Assuming you weren't being facetious for a second, how do you (or does Linus) draw a direct correlation between debuggers and bad code? Debuggers do not write, modify or even suggest code. They show you internal program states that (in theory) allow you diagnose bad code you or someone else wrote. They are not the only alternative for doing this, of course, but they do not influence your code beyond giving you more information about data or program states.
I think the implication is that because debuggers exist, you'll write sloppy code with the plan of gleefully dredging through it with the debugger. Or more charitably, that you just won't be as careful, because you know you can always debug it later.
I don't use debuggers as much as I used to, but I think that might illustrate another thing about them: they are good learning tools, especially in lower level languages like C or C++. In these languages, a beginner can even have a hard time getting printf() to work reliably (I remember discovering just how important the difference between "%d" and "%ld" was!) and as mentioned above, it can be alternately a cause and a mask for bugs in the code.
I do like using traces and logging, with runtime, not compile-time enabling of both (many C/C++ programmers are probably shuddering at the thought of all those lost microseconds of CPU time during a few hours execution, but I think the flexibility justifies it).
Some responses here sound like this think about debuggers were such a revelation.
Debuggers, as any other tool, have their context for effective use. In my design and programming practice, I make little use of debuggers though. I share the reason behind this with what Robert Martin just said here.

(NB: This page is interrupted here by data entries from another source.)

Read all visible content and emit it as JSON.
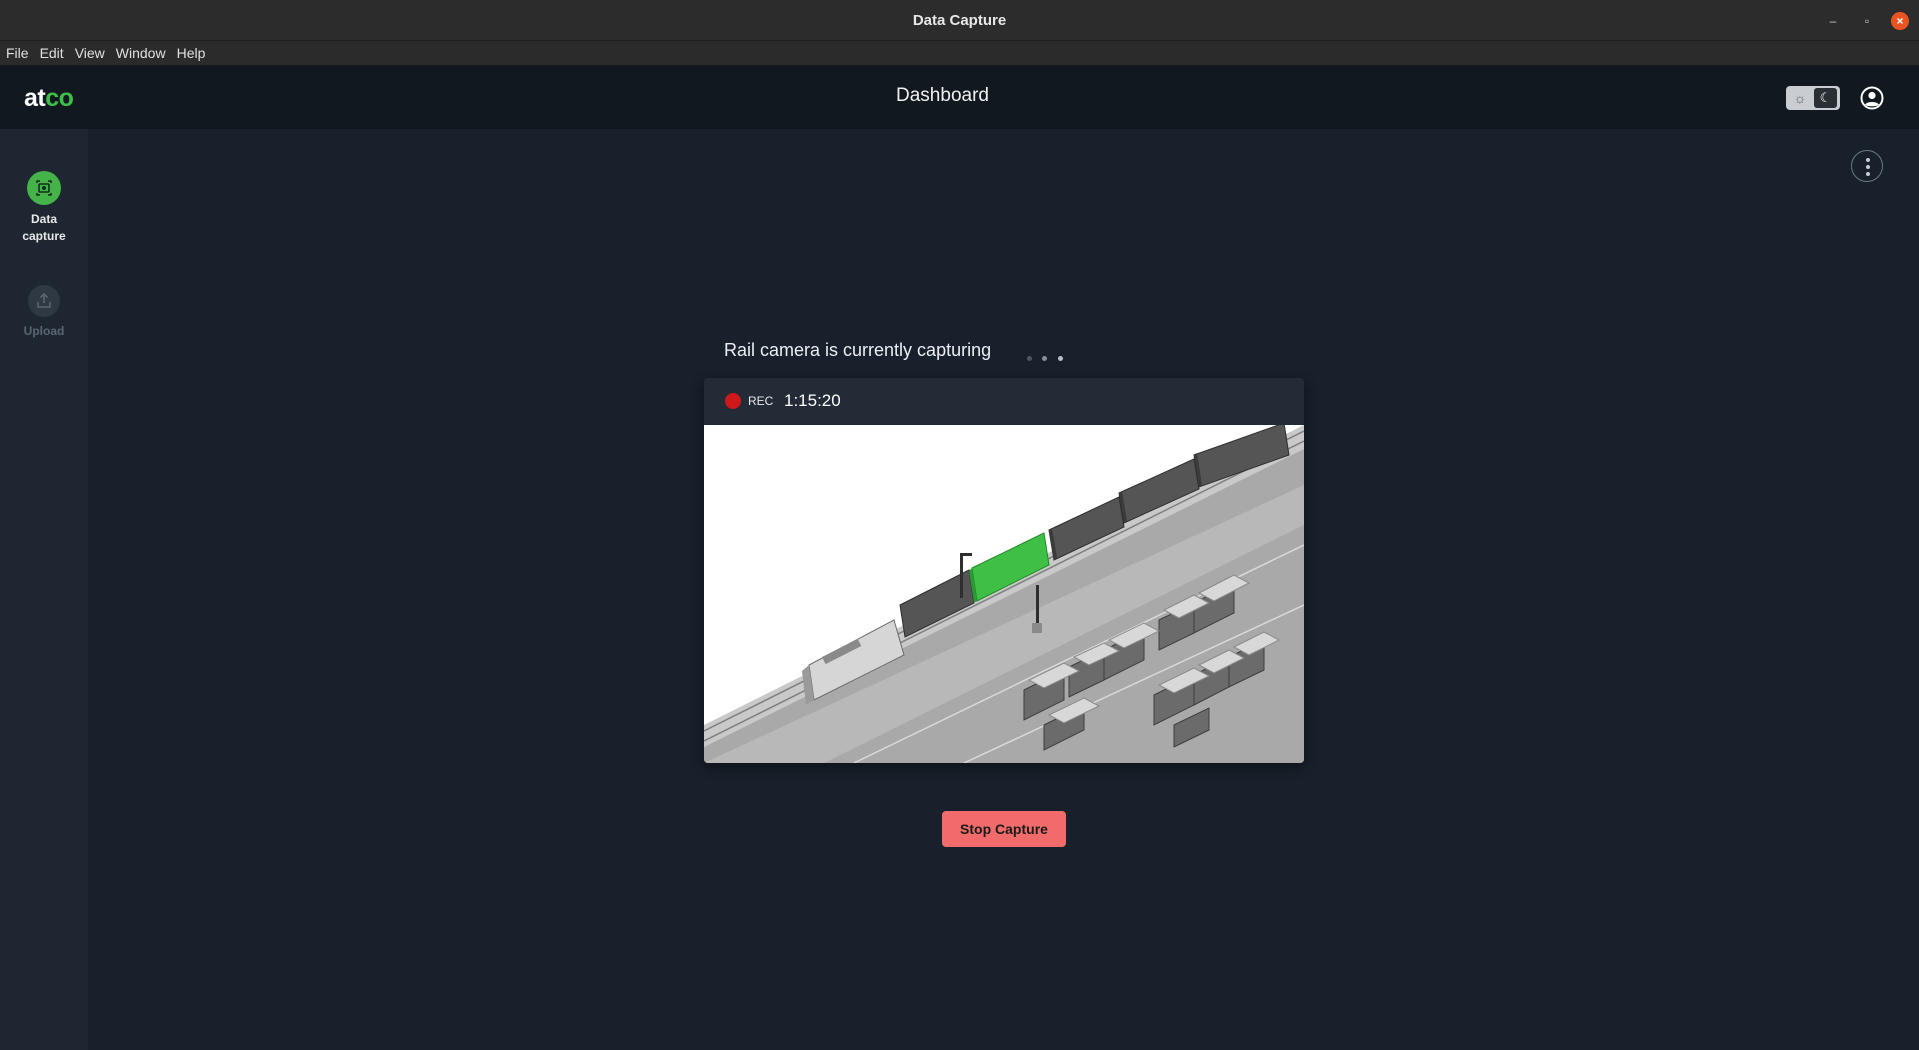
{
  "window": {
    "title": "Data Capture"
  },
  "menu": [
    "File",
    "Edit",
    "View",
    "Window",
    "Help"
  ],
  "header": {
    "logo_part1": "at",
    "logo_part2": "co",
    "title": "Dashboard",
    "theme_toggle": {
      "light_icon": "sun-icon",
      "dark_icon": "moon-icon",
      "selected": "dark"
    },
    "user_icon": "user-circle-icon"
  },
  "sidebar": {
    "items": [
      {
        "label_line1": "Data",
        "label_line2": "capture",
        "icon": "camera-scan-icon",
        "active": true
      },
      {
        "label": "Upload",
        "icon": "upload-icon",
        "active": false
      }
    ]
  },
  "main": {
    "more_icon": "more-vertical-icon",
    "status_text": "Rail camera is currently capturing",
    "rec_label": "REC",
    "rec_time": "1:15:20",
    "stop_button": "Stop Capture"
  },
  "colors": {
    "accent_green": "#45b34a",
    "rec_red": "#d0181c",
    "stop_button": "#f26b6b",
    "highlight_car": "#3fbf45"
  }
}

Mainstream debuggers are a last-resource tool to answer the question "why my program is not running?" or "why my program behaves this way?" Unfortunately, answers to those questions from the debugger perspective have a very limited scope of help. These kinds of debuggers are unable debug the design and structure of the software.
Perhaps, taking debuggers as the primary source for those kind of answers is what make them time wasting
There's another Linus Torvalds quote in the same vein:
We didn't have to replicate the problem. We understood it. (Linus Torvalds)
Of course, he's being facetious. When isn't he? But I assume that what he's trying to say is that if you have to use a debugger, you don't understand the problem.
That brings us back to Bob Martin's orginal point, which is that fixing problems without understanding the root cause can result in sloppy patches. If you use debuggers as a knee-jerk reaction to anything that doesn't behave the way you expected, you may end up writing code that has a poor architecture or is simply a workaround.
There's another quote that's relevant:
If you cannot grok the overall structure of a program while taking a shower, you are not ready to code it. (Richard Pattis)
For those of you interested in scientific applications:
Improving the performance and quality of code is not usually a trivial task. Robust, easy to learn tools like TotalView can frequently make code development and analysis much more productive. Although print statements are a highly portable and possibly effective way to develop code, I have found the time well-spent in familiarizing myself with the features of capable debuggers.